I’d like to say this was the first and last time I got so comfortable dealing with something broken that I forgot it was broken. But before that had been our dryer, which literally shocked me every single time I changed laundry. And since then, it’s been our twenty-one-year-old set of knives, so dull they were more dangerous (and far less useful) than the new set I finally bought. It’s been “just dealing with” family dynamics that hurt everyone but feel less scary than addressing the underlying issues. It’s been making do with threadbare towels and feeling guilty every single time my dentists asks if I’ve been flossing.
Am I writing all this to encourage you to fix your fridge and tell your dentist to put “does not floss” in your chart so he quits asking? No. (Although, obviously, if these pieces of advice apply, go for it!) Why am I telling you any of this then?
I’m telling you about my refrigerator because I’m learning that God doesn’t expect us to become so complacent that we ignore brokenness and pain or deny its existence or, possibly worse, find a bit of comfort in it. It’s just the way it is. Fixing it would be too hard, too costly. I’ll just make do . . .

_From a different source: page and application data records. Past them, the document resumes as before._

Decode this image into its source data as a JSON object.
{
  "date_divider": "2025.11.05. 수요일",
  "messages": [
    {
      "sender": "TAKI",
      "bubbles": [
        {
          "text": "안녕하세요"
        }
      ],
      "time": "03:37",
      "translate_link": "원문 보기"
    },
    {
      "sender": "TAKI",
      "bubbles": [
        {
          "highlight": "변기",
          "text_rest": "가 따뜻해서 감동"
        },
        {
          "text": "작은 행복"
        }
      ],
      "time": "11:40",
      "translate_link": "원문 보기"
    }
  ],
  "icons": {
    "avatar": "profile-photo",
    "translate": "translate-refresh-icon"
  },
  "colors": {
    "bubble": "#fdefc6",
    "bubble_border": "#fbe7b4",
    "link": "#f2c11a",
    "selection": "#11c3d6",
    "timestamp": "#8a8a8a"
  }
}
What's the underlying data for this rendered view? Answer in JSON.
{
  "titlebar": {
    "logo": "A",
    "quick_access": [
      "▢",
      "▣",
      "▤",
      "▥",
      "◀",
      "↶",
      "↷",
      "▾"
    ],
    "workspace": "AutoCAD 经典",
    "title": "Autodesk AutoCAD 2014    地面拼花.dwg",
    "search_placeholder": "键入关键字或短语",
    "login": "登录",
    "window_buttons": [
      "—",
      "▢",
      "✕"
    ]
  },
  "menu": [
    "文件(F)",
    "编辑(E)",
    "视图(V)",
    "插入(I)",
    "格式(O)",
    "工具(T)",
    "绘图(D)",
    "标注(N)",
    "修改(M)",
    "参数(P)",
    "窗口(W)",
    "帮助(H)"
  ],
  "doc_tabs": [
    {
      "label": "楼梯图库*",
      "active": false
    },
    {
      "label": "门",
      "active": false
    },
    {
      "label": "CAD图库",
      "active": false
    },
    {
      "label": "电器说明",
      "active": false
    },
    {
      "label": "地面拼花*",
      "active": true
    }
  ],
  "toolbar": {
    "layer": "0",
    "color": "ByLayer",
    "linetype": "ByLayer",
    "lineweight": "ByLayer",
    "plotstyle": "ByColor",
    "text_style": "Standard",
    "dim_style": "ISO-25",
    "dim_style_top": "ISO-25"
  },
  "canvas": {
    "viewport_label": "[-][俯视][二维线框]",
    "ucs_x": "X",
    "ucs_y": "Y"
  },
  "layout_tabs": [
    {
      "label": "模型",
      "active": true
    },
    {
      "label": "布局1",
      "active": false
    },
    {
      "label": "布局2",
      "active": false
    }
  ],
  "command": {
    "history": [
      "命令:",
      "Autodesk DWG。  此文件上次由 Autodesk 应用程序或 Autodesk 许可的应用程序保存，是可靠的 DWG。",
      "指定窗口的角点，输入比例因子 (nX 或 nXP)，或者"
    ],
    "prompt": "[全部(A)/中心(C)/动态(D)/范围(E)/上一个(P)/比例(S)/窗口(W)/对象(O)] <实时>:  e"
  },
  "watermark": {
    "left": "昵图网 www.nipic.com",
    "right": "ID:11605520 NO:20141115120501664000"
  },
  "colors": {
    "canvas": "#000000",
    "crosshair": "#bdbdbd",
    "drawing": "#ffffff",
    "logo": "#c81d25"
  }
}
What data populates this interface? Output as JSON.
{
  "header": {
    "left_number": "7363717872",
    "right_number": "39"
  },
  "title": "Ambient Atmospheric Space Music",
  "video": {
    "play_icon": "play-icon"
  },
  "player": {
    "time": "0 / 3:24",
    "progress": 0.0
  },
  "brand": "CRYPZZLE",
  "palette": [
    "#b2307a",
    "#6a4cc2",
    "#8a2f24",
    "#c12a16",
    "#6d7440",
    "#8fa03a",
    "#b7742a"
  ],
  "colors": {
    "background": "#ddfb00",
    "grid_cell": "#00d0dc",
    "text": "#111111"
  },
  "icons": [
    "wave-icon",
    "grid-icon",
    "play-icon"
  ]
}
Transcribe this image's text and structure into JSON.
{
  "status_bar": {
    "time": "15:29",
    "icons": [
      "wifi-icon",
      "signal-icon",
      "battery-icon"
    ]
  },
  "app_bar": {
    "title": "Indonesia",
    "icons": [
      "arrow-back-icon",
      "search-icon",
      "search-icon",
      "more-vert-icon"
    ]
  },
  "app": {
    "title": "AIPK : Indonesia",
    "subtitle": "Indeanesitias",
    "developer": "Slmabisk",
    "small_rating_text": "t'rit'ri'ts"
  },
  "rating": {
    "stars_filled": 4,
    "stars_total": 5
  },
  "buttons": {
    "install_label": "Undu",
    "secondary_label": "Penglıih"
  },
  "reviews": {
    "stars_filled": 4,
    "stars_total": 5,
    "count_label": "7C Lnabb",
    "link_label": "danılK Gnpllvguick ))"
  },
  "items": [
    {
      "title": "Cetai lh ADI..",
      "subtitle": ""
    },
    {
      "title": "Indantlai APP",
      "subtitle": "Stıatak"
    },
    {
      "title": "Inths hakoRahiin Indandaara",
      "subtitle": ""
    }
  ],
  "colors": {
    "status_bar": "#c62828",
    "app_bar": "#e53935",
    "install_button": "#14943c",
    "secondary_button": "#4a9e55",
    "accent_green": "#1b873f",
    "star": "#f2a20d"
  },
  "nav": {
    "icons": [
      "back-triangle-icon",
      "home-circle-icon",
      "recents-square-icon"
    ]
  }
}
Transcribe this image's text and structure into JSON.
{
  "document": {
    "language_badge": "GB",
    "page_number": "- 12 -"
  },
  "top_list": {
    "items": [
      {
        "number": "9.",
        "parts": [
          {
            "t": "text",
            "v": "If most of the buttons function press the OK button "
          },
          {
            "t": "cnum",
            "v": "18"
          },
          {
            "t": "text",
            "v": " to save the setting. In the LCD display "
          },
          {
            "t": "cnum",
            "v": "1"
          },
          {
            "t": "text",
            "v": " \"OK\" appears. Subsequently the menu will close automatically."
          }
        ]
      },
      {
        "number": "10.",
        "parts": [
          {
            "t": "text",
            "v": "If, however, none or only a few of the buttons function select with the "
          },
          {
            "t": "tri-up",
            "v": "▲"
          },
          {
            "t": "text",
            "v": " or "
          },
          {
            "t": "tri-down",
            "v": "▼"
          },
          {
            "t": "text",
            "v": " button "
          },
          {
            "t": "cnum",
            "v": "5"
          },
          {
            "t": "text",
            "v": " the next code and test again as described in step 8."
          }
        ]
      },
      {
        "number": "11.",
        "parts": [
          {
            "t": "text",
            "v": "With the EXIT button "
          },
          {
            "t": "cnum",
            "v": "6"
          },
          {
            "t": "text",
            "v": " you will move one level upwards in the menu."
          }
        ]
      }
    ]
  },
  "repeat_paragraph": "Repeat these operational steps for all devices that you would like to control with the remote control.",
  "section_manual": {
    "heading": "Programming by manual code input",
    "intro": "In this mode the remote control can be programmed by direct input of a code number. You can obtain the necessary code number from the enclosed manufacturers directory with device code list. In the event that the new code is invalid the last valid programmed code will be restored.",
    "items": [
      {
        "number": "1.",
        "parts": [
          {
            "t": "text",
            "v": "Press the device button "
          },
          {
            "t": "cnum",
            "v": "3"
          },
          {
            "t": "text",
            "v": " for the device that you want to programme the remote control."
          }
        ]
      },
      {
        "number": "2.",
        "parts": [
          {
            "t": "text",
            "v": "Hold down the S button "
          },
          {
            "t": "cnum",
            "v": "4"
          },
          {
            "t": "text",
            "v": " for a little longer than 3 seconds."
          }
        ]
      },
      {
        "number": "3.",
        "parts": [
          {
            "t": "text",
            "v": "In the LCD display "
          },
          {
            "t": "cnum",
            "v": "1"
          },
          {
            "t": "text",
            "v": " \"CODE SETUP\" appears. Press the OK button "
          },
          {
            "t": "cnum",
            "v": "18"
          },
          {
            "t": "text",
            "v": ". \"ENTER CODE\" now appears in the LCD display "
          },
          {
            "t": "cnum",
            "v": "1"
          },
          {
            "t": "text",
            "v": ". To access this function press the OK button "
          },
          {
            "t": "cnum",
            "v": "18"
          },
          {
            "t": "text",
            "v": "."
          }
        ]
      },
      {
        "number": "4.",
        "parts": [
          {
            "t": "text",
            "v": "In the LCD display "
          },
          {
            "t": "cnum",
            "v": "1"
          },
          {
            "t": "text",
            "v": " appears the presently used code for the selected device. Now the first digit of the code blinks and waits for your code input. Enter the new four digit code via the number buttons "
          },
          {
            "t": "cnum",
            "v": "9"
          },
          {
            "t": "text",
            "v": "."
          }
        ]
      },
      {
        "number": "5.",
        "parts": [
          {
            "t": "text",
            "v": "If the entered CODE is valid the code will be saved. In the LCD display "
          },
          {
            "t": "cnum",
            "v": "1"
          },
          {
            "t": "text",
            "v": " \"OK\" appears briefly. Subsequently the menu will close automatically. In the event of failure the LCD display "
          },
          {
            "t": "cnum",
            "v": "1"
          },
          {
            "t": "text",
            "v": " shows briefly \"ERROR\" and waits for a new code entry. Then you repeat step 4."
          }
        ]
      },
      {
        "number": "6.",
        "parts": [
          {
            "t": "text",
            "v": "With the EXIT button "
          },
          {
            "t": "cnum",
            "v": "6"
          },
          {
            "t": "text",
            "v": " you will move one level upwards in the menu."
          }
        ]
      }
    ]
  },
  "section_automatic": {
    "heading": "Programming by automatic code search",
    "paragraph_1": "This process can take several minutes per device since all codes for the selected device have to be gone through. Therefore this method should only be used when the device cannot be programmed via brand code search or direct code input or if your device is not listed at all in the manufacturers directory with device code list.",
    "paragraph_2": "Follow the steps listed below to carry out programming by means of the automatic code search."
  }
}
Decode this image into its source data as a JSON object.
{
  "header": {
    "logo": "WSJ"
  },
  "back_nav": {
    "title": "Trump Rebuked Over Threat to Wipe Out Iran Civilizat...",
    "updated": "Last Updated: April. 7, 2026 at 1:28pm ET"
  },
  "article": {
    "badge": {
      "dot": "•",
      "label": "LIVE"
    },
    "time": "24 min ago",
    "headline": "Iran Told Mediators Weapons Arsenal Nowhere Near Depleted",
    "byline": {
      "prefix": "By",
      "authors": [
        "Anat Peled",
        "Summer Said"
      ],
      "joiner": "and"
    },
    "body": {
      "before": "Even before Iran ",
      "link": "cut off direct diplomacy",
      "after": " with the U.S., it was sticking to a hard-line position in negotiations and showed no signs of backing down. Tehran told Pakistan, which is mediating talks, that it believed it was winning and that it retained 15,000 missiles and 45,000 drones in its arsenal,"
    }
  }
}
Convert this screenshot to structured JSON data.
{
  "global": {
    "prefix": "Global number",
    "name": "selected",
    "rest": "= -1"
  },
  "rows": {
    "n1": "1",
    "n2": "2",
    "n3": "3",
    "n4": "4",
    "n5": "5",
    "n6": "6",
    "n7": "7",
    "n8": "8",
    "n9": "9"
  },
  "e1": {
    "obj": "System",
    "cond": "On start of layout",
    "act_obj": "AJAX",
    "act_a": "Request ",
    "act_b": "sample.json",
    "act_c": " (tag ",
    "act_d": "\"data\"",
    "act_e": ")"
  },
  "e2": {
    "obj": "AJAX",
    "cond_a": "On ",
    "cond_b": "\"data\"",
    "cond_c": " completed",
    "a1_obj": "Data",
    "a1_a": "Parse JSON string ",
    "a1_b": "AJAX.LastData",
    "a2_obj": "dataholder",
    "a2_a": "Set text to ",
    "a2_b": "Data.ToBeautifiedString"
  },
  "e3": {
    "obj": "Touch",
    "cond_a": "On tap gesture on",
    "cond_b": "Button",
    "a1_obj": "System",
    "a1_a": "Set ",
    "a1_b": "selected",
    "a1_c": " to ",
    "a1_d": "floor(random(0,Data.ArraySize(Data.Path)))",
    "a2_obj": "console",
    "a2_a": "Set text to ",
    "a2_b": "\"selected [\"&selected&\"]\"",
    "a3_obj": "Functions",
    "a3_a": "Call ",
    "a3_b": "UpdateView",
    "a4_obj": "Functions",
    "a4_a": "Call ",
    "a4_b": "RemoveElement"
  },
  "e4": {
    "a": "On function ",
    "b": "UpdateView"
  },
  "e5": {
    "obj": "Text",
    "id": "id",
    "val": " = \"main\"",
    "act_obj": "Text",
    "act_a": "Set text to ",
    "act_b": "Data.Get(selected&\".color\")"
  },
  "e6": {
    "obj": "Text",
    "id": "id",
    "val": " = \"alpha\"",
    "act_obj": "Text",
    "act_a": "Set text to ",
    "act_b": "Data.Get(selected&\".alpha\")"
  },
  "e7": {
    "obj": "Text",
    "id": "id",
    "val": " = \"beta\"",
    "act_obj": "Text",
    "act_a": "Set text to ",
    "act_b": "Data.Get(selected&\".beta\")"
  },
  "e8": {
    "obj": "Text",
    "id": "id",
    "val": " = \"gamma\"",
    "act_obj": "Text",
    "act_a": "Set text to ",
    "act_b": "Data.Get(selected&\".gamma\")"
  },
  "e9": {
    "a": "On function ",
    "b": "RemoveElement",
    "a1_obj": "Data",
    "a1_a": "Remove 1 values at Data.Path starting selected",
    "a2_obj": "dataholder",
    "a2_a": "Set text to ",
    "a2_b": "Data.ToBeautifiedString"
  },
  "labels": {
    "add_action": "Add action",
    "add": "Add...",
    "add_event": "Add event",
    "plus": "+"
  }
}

I’m telling you because I recently read a Bible story that I’ve read many times, even recently. But this time, I read it with friends and discussed the confusing part I’d skimmed over every other time. And it’s changing how I look at making do.
In the book of Mark, Jesus is traveling to Jerusalem and, as He’s passing a crowd, hears a man calling His name. A blind man is shouting for Jesus, asking for help, and Jesus stops. He calls the man to come to Him and says, “What do you want me to do for you?” The man says he wants to see, and Jesus restores his sight (Mark 10:46-52).
What do you want Me to do for you?
I’d love to share the unexpected Truth I learned through this story and remembering my old house. Join me at (in)courage for the rest of this article.